**Provided information**.
▽
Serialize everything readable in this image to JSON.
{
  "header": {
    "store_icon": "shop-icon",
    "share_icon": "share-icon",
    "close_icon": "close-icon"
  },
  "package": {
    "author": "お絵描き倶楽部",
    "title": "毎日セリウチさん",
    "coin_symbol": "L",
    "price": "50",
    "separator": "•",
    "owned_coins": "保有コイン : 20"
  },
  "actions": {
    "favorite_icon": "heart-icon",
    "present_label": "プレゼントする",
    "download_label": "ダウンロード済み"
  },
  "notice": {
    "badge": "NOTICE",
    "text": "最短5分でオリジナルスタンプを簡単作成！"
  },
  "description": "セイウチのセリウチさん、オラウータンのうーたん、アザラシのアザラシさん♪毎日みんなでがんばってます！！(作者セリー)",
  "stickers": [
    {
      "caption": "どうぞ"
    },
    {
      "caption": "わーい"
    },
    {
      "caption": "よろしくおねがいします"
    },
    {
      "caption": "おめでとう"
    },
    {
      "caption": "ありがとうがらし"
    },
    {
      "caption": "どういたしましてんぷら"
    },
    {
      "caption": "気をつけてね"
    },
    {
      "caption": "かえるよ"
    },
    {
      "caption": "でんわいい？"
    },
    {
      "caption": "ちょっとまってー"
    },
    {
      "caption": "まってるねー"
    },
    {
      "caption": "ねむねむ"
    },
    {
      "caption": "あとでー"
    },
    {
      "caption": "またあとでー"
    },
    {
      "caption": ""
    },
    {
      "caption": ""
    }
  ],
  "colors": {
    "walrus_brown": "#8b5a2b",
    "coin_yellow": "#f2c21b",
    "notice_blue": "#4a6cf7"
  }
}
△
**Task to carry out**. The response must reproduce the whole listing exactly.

**Answer area**.
Serialize everything readable in this image to JSON.
{
  "header": {
    "store_icon": "shop-icon",
    "share_icon": "share-icon",
    "close_icon": "close-icon"
  },
  "package": {
    "author": "お絵描き倶楽部",
    "title": "毎日セリウチさん",
    "coin_symbol": "L",
    "price": "50",
    "separator": "•",
    "owned_coins": "保有コイン : 20"
  },
  "actions": {
    "favorite_icon": "heart-icon",
    "present_label": "プレゼントする",
    "download_label": "ダウンロード済み"
  },
  "notice": {
    "badge": "NOTICE",
    "text": "最短5分でオリジナルスタンプを簡単作成！"
  },
  "description": "セイウチのセリウチさん、オラウータンのうーたん、アザラシのアザラシさん♪毎日みんなでがんばってます！！(作者セリー)",
  "stickers": [
    {
      "caption": "どうぞ"
    },
    {
      "caption": "わーい"
    },
    {
      "caption": "よろしくおねがいします"
    },
    {
      "caption": "おめでとう"
    },
    {
      "caption": "ありがとうがらし"
    },
    {
      "caption": "どういたしましてんぷら"
    },
    {
      "caption": "気をつけてね"
    },
    {
      "caption": "かえるよ"
    },
    {
      "caption": "でんわいい？"
    },
    {
      "caption": "ちょっとまってー"
    },
    {
      "caption": "まってるねー"
    },
    {
      "caption": "ねむねむ"
    },
    {
      "caption": "あとでー"
    },
    {
      "caption": "またあとでー"
    },
    {
      "caption": ""
    },
    {
      "caption": ""
    }
  ],
  "colors": {
    "walrus_brown": "#8b5a2b",
    "coin_yellow": "#f2c21b",
    "notice_blue": "#4a6cf7"
  }
}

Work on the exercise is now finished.